[Skip to Navigation]
June 1922


Author Affiliations

Associate in Section on Neurology, Mayo Clinic ROCHESTER. MINN.

Arch NeurPsych. 1922;7(6):745-752. doi:10.1001/archneurpsyc.1922.02190120066007

Actinomycosis, while a relatively uncommon disease, has been recognized for years. As early as 1841, it was known to affect man. Some years later Ponfick1 reported the first two cases of actinomycosis of the brain.

The frequency with which the central nervous system is involved in actinomycosis is difficult to determine. Osler,2 Lewandowsky,3 Oppenheim4 and others report isolated cases and call attention to its rarity. Ruhräh,5 in 1899, collected sixty-five cases of actinomycosis, nine with involvement of the nervous system. Von Baracz,6 in 1903, reported sixty cases, in no instance showing involvement of the central nervous system. Cranwell,7 in an exhaustive investigation in South America, fails to mention cerebrospinal invasion.

The impression gained would be that the central nervous system is markedly free from actinomycotic involvement.
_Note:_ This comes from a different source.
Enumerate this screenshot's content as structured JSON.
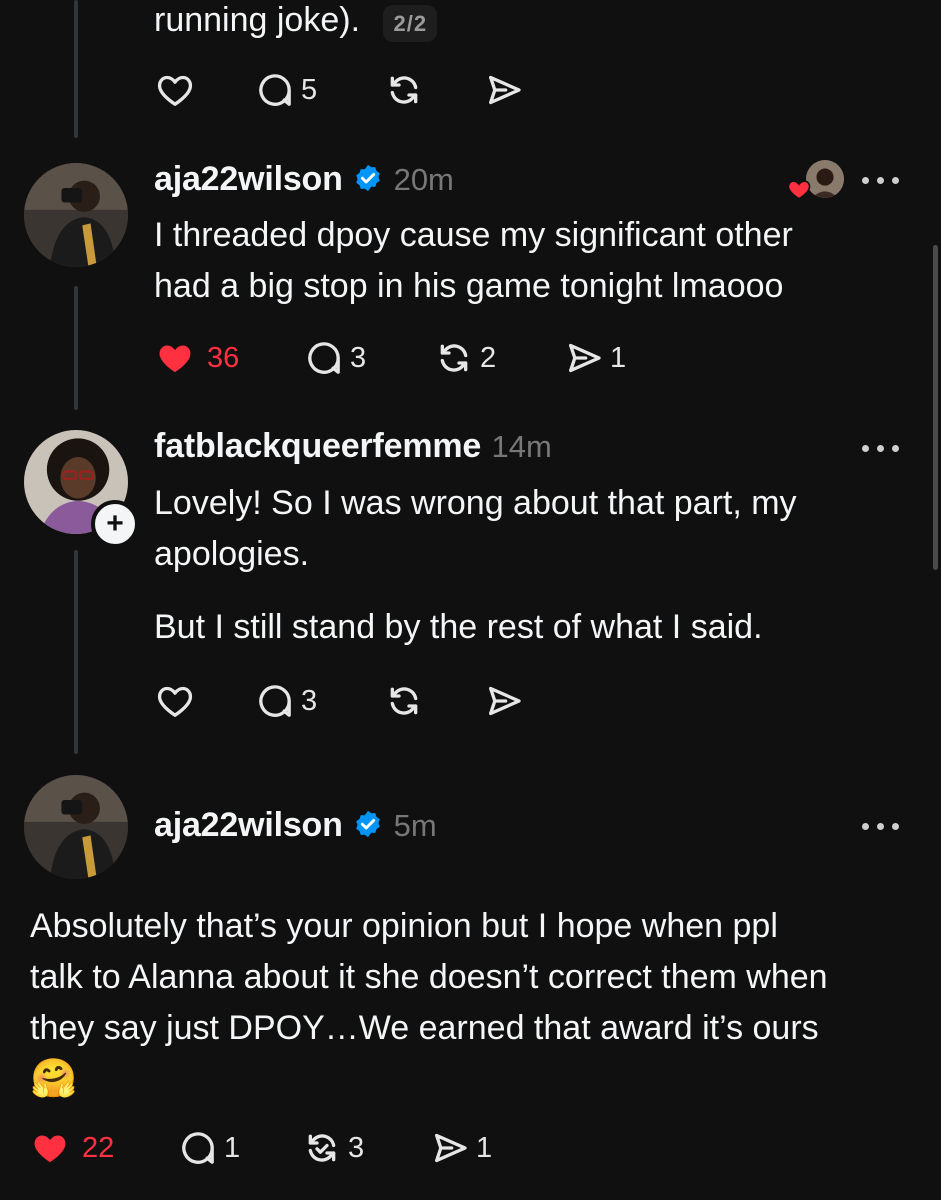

However, in a careful review of the literature forty-eight cases of actinomycosis with involvement of the central

Add or change institution